UCLA basketball has been frustrating as of late. The Bruins are coming off a four-year period filled with early bounces from the NCAA tourney and missing the oft-maligned NIT.
And while UCLA definitely lays claim to the most prestigious basketball program in the country, the years since John Wooden have been largely successful but overall, maddening.
Which is why I’m convinced UCLA has a “John Wooden” curse placed upon it.
We know, we know: UCLA won a national title in 1995 under Jim Harrick and behind a magical 32-1 season, often up there with one of the greatest UCLA basketball seasons of all time.
But what happened to Harrick shortly after this — before he could establish himself as an elite coach on par with current guys like Mike Krzyzewski — was damning, for this program.
Passive UCLA hoops fans know the story. Harrick was released from UCLA for violations in that the NCAA exonerated him for later.
The NCAA forgave a coach, likely because it felt the school was too harsh on him for minor violations. This actually happened, guys.
Since then, UCLA has yet to hang a new banner at Pauley. UCLA has failed for 17 years to bring back a national championship.

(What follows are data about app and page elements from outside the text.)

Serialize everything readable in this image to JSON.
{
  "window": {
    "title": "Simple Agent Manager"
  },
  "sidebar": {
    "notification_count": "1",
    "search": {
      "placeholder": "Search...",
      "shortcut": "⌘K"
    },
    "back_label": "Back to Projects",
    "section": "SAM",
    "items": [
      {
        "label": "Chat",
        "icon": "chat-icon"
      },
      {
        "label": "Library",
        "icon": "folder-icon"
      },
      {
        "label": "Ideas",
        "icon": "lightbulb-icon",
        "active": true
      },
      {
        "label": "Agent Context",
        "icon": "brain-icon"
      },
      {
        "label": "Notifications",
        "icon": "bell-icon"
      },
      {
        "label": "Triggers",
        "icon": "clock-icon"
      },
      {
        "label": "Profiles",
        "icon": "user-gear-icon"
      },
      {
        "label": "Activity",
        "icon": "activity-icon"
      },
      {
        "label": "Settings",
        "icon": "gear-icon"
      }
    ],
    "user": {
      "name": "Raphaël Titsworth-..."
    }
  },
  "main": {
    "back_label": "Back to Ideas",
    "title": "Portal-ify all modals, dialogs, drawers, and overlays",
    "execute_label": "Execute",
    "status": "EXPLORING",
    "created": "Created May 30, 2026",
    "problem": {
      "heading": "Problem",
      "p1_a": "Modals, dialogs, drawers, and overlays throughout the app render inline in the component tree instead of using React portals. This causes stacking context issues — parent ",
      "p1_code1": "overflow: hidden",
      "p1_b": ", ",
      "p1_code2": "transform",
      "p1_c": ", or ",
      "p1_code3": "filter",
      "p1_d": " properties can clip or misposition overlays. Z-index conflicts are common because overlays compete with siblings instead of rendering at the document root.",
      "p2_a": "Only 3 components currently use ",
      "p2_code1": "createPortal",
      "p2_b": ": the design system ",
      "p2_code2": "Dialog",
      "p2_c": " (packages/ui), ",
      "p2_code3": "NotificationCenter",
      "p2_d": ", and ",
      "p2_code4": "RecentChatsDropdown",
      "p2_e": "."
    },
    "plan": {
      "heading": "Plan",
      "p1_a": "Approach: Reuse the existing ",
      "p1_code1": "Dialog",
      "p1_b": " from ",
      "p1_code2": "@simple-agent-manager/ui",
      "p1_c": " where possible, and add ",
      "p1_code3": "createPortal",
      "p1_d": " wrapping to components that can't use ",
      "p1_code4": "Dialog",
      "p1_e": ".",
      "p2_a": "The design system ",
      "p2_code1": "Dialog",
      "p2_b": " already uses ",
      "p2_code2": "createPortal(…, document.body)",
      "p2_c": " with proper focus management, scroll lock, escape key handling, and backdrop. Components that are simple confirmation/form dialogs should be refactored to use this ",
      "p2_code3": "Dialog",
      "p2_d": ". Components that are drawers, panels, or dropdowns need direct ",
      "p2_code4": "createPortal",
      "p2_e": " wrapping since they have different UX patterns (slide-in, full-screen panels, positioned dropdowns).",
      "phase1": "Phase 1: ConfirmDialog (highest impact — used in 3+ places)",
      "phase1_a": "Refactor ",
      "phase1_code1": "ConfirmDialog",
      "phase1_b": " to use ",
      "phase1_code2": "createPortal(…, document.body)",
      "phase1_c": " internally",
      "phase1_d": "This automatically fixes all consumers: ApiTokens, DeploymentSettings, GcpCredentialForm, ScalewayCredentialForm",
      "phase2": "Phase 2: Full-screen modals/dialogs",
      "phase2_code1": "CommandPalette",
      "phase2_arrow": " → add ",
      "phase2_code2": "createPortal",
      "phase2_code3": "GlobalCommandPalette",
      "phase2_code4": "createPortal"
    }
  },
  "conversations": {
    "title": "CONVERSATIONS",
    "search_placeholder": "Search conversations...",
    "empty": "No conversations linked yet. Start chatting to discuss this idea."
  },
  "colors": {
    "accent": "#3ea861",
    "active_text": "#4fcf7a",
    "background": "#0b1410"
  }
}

And although, sure, the Bruins have had their fair share of Final Fours and (ugh) Sweet Sixteen appearances during this time, UCLA’s chances at another national title have been crushed by superior teams and small mistakes in coaching.
Of course, many thought this would change after 2008, when the Bruins nabbed the top recruiting class in the country, with Jrue Holiday underachieving like hell before jamming for the NBA after a year, Malcolm Lee was terribly misused, Jerime Anderson was inconsistent and was bumped out of the starting line-up by Lazeric Jones, Drew Gordon transferred and did well at New Mexico and J’Mison Morgan decided to Josh Smith his way through UCLA and show up unfit and overweight.

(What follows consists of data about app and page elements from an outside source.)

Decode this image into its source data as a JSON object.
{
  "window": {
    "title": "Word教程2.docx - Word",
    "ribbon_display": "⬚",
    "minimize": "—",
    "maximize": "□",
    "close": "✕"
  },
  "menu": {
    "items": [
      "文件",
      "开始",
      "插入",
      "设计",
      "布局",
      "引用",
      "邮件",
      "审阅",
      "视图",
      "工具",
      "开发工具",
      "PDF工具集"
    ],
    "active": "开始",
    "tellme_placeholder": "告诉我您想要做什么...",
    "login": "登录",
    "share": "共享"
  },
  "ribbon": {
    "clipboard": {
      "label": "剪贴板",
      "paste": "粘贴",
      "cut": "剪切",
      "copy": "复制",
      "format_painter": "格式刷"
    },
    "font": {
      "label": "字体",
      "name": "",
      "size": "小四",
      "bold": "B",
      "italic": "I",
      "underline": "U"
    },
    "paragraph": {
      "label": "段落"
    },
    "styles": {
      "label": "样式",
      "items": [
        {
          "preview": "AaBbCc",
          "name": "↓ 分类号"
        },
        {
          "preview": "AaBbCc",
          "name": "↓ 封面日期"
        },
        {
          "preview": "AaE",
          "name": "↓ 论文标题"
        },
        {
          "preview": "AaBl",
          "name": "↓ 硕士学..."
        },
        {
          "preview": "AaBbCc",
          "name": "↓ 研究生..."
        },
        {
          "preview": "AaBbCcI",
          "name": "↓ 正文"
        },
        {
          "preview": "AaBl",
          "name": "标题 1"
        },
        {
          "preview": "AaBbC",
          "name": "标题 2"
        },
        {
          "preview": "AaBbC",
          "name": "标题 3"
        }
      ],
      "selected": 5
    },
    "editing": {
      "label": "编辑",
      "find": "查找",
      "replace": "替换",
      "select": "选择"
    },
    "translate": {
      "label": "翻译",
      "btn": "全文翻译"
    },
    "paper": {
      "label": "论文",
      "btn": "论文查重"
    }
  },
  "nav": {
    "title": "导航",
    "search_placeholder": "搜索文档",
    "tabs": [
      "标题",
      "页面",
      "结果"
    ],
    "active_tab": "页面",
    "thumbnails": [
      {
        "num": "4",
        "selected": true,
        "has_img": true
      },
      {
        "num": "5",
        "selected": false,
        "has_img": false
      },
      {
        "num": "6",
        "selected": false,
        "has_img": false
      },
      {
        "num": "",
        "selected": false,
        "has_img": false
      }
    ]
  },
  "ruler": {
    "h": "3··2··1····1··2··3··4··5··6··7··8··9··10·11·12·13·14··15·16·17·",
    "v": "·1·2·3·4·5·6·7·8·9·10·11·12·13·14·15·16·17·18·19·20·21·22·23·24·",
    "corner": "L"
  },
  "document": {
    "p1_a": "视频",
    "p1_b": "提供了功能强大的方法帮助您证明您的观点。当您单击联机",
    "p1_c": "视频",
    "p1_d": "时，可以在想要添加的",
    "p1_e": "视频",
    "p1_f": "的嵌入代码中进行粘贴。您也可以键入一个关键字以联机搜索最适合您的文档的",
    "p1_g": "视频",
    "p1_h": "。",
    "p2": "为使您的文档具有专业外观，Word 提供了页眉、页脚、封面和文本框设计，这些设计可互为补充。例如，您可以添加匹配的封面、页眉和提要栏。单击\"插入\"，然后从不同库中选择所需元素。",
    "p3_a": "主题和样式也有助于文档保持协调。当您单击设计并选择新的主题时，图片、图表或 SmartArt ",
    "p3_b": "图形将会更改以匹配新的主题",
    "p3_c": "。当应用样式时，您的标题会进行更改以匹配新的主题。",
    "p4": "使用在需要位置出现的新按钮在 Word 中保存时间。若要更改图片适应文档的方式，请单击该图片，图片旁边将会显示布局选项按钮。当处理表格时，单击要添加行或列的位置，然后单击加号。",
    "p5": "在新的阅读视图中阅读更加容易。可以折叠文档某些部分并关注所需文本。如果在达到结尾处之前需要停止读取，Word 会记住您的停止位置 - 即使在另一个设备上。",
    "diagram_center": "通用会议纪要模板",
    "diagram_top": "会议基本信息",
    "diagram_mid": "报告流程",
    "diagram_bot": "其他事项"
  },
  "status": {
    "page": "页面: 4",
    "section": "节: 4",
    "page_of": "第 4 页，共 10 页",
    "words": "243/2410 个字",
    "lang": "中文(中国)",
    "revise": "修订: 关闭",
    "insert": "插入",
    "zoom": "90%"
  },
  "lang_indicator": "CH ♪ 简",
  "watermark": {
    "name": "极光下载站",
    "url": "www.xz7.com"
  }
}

Thus began the four-year downward spiral for the Bruins. Howland’s teams have largely underachieved and the fall of this once-great program has been painful to watch.
Of course, 2012 has shown us that there is hope, indeed, for this program to lift itself up under Howland’s tutelage. With UCLA bringing in another top-ranked recruiting class — with Shabazz Muhammad, Kyle Anderson, Tony Parker and Jordan Adams highlighting the group — things are starting to look up.
Well, were starting to look up.
Because, in contrary to earlier reports, all-world-potential center Josh Smith is still largely unfit to play basketball for extended periods of times, Shabazz Muhammad could be ineligible for the 2012-13 basketball season due to NCAA recruiting violations, and Tony Parker has a lingering hamstring injury that could ruin his freshman season.
I’m not the superstitious type, mind you, but when this program has so much to offer, and when this team in particular is now dripping with talent, it’s hard to ignore all the awful things that have happened to this program since Wooden left and since Harrick was stupidly forced out of the program.
We know, Final Fours are nothing to scoff at, and we should be proud that our team has gotten that far.
But it’s been 17 years since our last national title, for chrissakes. UCLA eats national titles for breakfast, and in the basketball realm, UCLA fans have become insatiably hungry, and deservedly so.
So while some may not believe in curses, it’s something to consider, and possibly joke about as we cry endlessly.
What do you think, though? Is UCLA basketball cursed?